Corporations and reducing tax

11 Replies

Hey everyone, like most people here, I have read Rich Dad Poor Dad several times now and am inspired each time I read it.  In there he mentions creating a corporation to significantly save on taxes.  He references being able to take your income, then pay certain expenses (like your car payment and vacations) and THEN whatever is left over after that is what you report for tax purposes.  In other words, you can spend most of your income prior to paying any taxes on it.  Has anyone done this with their real estate or other business or have the tax laws changed since then? Thank you SO MUCH!

Originally posted by @Ryan Crowley :

Hey everyone, like most people here, I have read Rich Dad Poor Dad several times now and am inspired each time I read it.  In there he mentions creating a corporation to significantly save on taxes.  He references being able to take your income, then pay certain expenses (like your car payment and vacations) and THEN whatever is left over after that is what you report for tax purposes.  In other words, you can spend most of your income prior to paying any taxes on it.  Has anyone done this with their real estate or other business or have the tax laws changed since then? Thank you SO MUCH!

Yes but there are cost associated with it. Usually the big real estate companies/operation benefit from it. 

Generally, corporations are not good for the real estate, unless we are talking about REITs.

You can normally take most of the same deductions in other legal entities as well. Have to be planned/structured correctly. 


@Ashish Acharya thank you very much for your reply and knowledge. Can you give an example of another entity and structure that would work like this? I have an LLC already, but as far as I know you cannot get any special tax shelter from that.

Originally posted by @Ryan Crowley :

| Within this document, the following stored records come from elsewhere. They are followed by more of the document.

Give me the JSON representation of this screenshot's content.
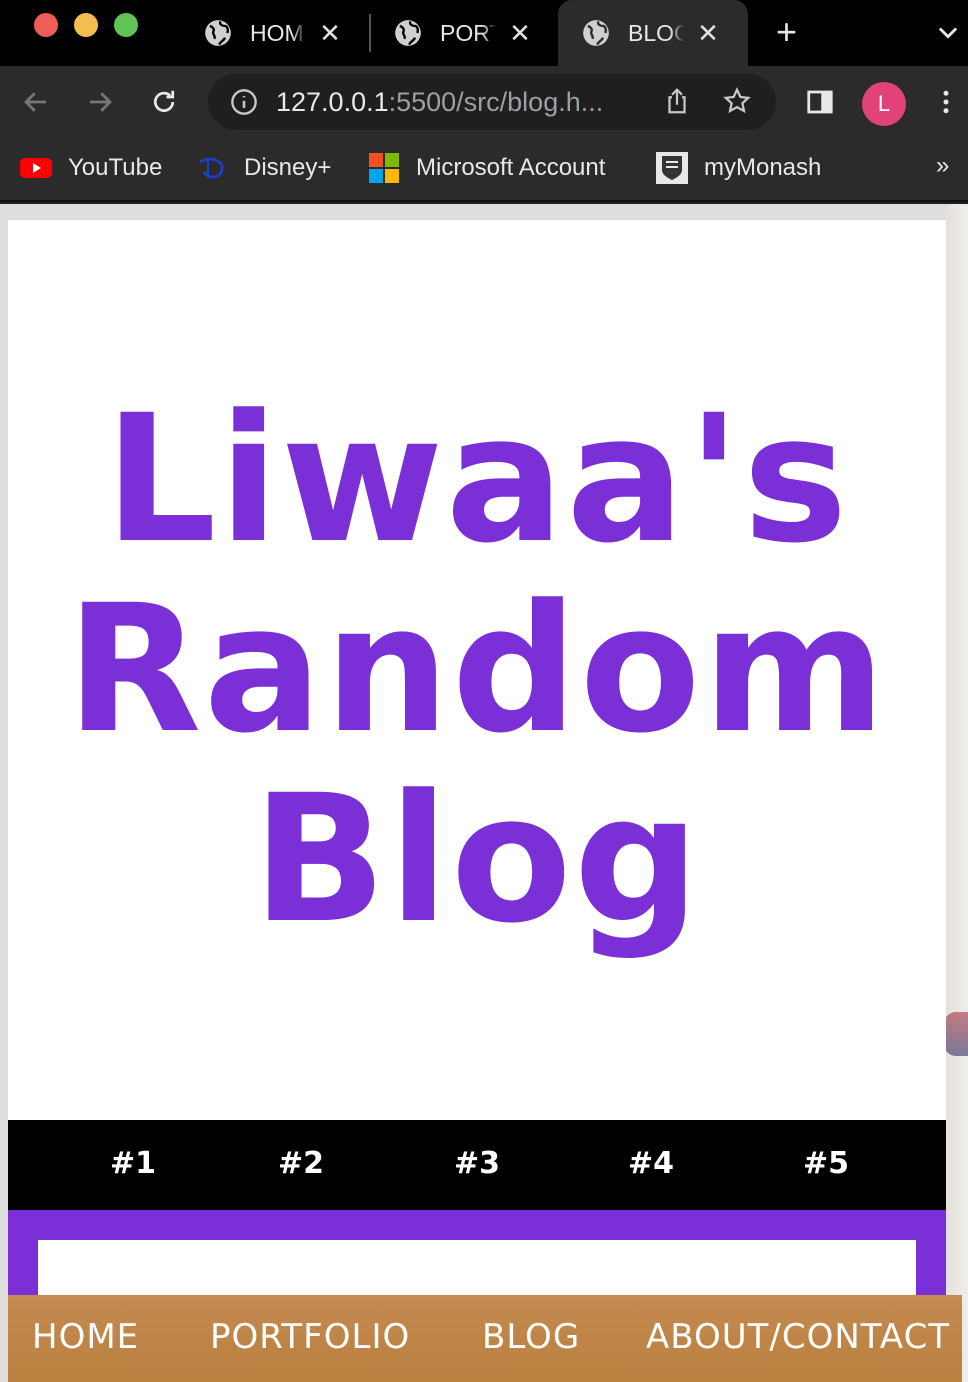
{
  "browser": {
    "tabs": [
      {
        "label": "HOME",
        "active": false
      },
      {
        "label": "PORTFOLIO",
        "active": false
      },
      {
        "label": "BLOG",
        "active": true
      }
    ],
    "url_host": "127.0.0.1",
    "url_rest": ":5500/src/blog.h...",
    "profile_initial": "L",
    "profile_color": "#e0427a",
    "bookmarks": [
      {
        "label": "YouTube",
        "icon": "youtube-icon"
      },
      {
        "label": "Disney+",
        "icon": "disney-icon"
      },
      {
        "label": "Microsoft Account",
        "icon": "microsoft-icon"
      },
      {
        "label": "myMonash",
        "icon": "monash-icon"
      }
    ],
    "bookmarks_overflow": "»"
  },
  "page": {
    "title_line1": "Liwaa's",
    "title_line2": "Random",
    "title_line3": "Blog",
    "accent_color": "#7b2fd6",
    "post_links": [
      "#1",
      "#2",
      "#3",
      "#4",
      "#5"
    ],
    "main_nav": [
      "HOME",
      "PORTFOLIO",
      "BLOG",
      "ABOUT/CONTACT"
    ],
    "nav_color": "#c08648"
  }
}
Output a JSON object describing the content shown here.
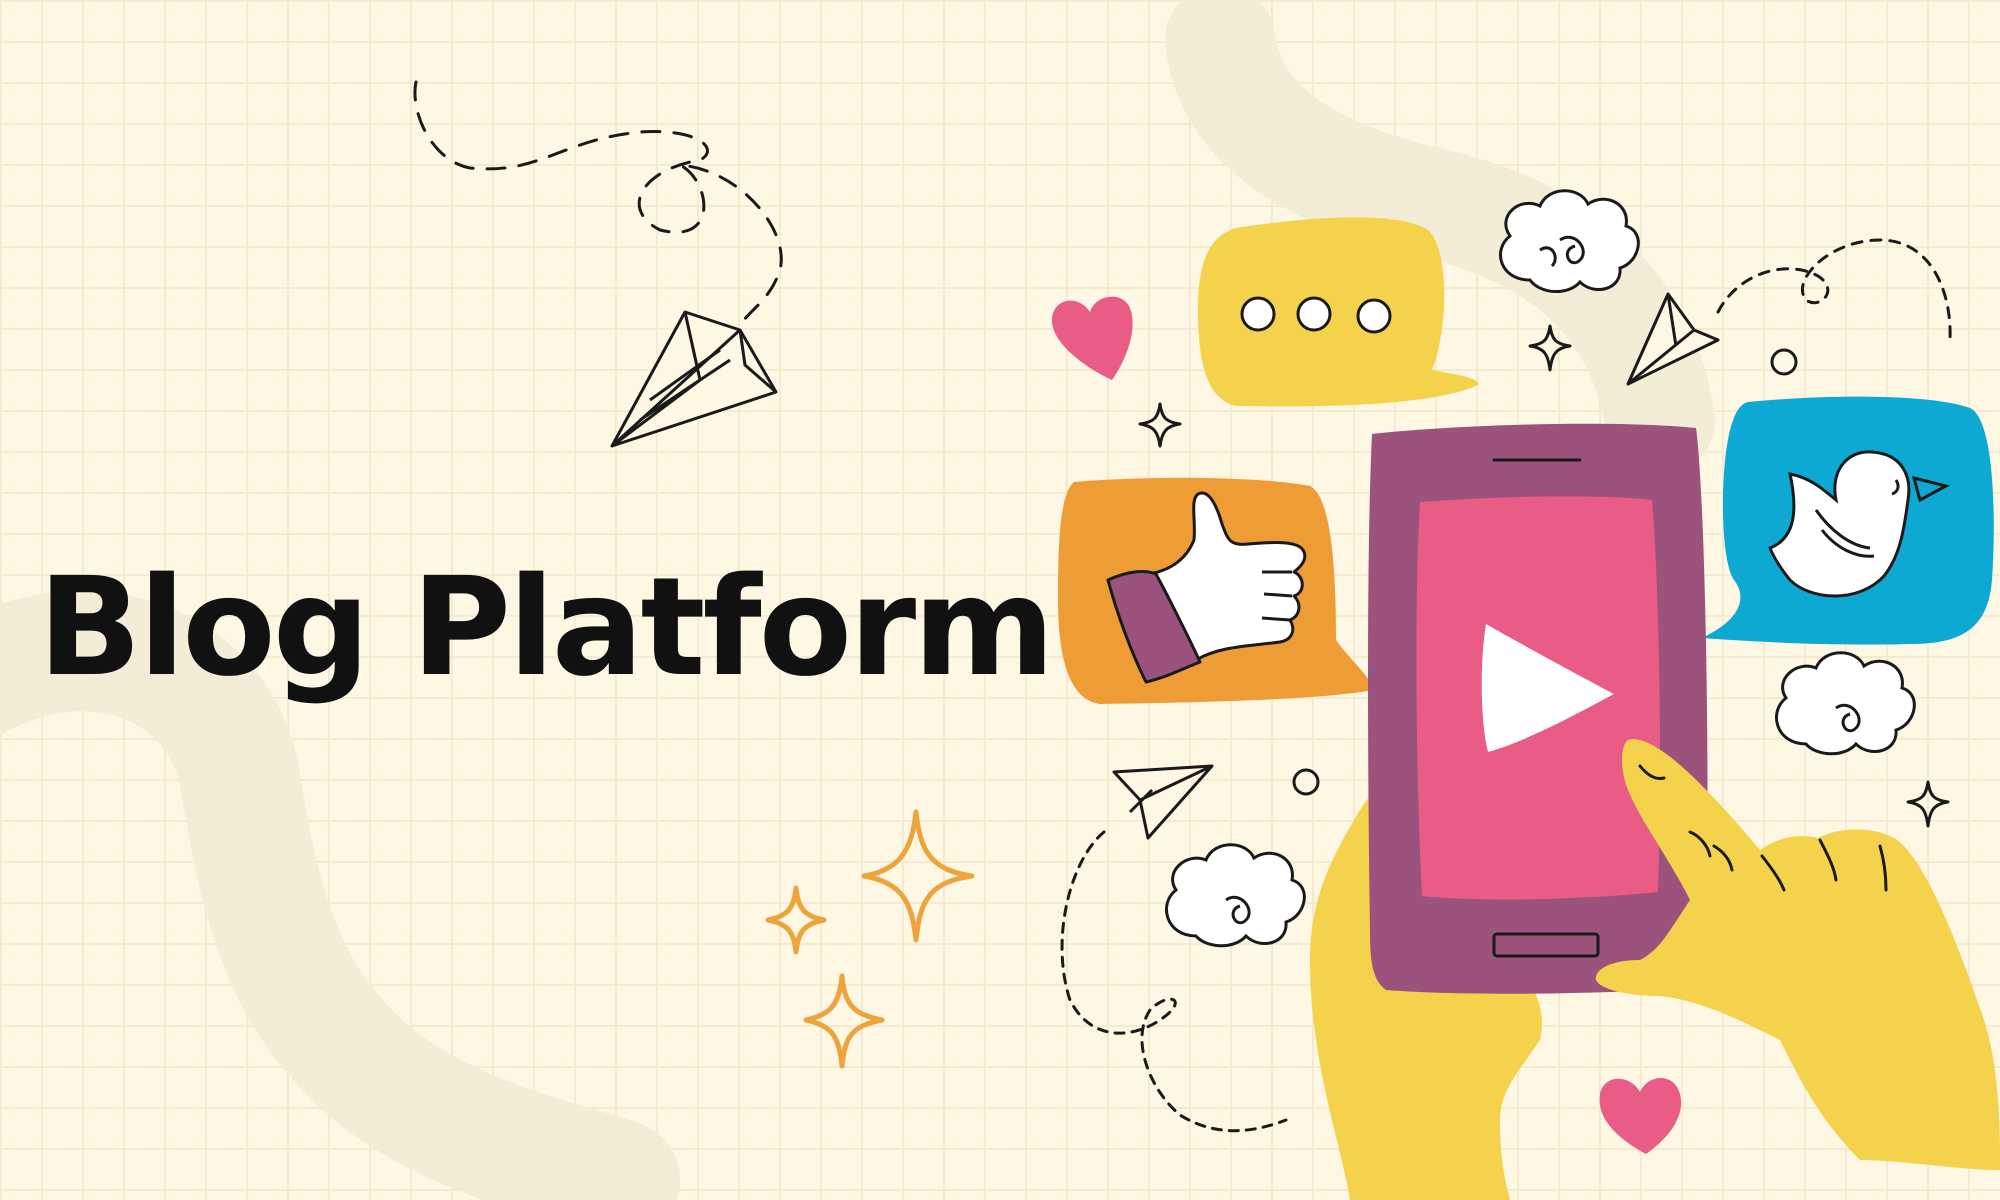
{
  "title": "Blog Platform",
  "colors": {
    "background": "#fdf7e3",
    "grid_line": "#f3ead0",
    "swoosh": "#f3ecd6",
    "text": "#111111",
    "yellow": "#f4d24c",
    "orange": "#ee9c35",
    "blue": "#0ea9d2",
    "pink": "#e85c86",
    "purple": "#9b527d",
    "star_orange": "#eea43c",
    "line": "#1a1a1a",
    "white": "#ffffff"
  },
  "icons": [
    "paper-plane-icon",
    "chat-bubble-icon",
    "thumbs-up-icon",
    "bird-icon",
    "play-icon",
    "heart-icon",
    "sparkle-icon",
    "cloud-icon",
    "smartphone-icon",
    "hand-icon"
  ]
}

@Ashish Acharya thank you very much for your reply and knowledge. Can you give an example of another entity and structure that would work like this? I have an LLC already, but as far as I know you cannot get any special tax shelter from that.

It’s more of the expense issue rather than entity.

If your expenses are valid business expense, you can deduct them in your LLC as well. You usually don't get to deduct more expenses just because you have Corp. There are some but they are not applicable to most of the taxpayers.

Corporations are helpful when you have employees and are providing fringe benefits. I am assuming that is not the care for you.  

Seconded to what @Ashish Acharya said. Just because you have a corporation doesn't mean you can pay for most of your lifestyle on the business and then effectively pay little tax. You can legally only deduct true business expenses - car and vacations, as you mentioned, likely would not fall into this category (maybe car, if you can prove under audit that the car is used to accomplish your business).

@Ashish Acharya and @David Saperstein . thank you guys very much! Just to clarify, whether I had an LLC or S-Corp, if my monthly business income was $5,000 and for an easy expense example: office space was $1,000/month, business vehicle was $500/month, accounting software was $500/month, then I would effectively only be paying taxes on $3,000 of income ($5,000 - $2,000)? Is that accurate?

Yes you have it right, but to specify -

The key here is defining "income" versus "revenue". You are taxed on income (i.e. profit), which is effectively the money left over after business expenses. So in the scenario you laid out, $3000 would be the income of the business, and therefore is what is taxed. Your $5,000 a month in revenue is your "top line", and not taxed, because nothing has been deducted from it yet.

There are a number of things besides normal expenses that can deduct from your top line to get to taxable income. If you've ever heard of EBITDA (Earnings Before Interest, Taxes, Depreciation, Amortization), it's another term to describe your "top line" earnings before deducting all the things that the government allows you to deduct.

Depreciation on your business vehicle, for example, might lower your ultimate tax amount, so instead of being taxed off of $3000, you're only taxed off of $2500 (you got to deduct $500 of depreciation off of your earnings).

This is only scratching the surface to how this works, and there's a lot to unpack here. But this should give you a sense of what to start learning

Originally posted by @Ryan Crowley :

@Ashish Acharya and @David Saperstein . thank you guys very much! Just to clarify, whether I had an LLC or S-Corp, if my monthly business income was $5,000 and for an easy expense example: office space was $1,000/month, business vehicle was $500/month, accounting software was $500/month, then I would effectively only be paying taxes on $3,000 of income ($5,000 - $2,000)? Is that accurate?

Overall yes, but remember that the S-Corp net income is taxed differently at your personal level. And usually you wouldn’t do s-Corp for rentals.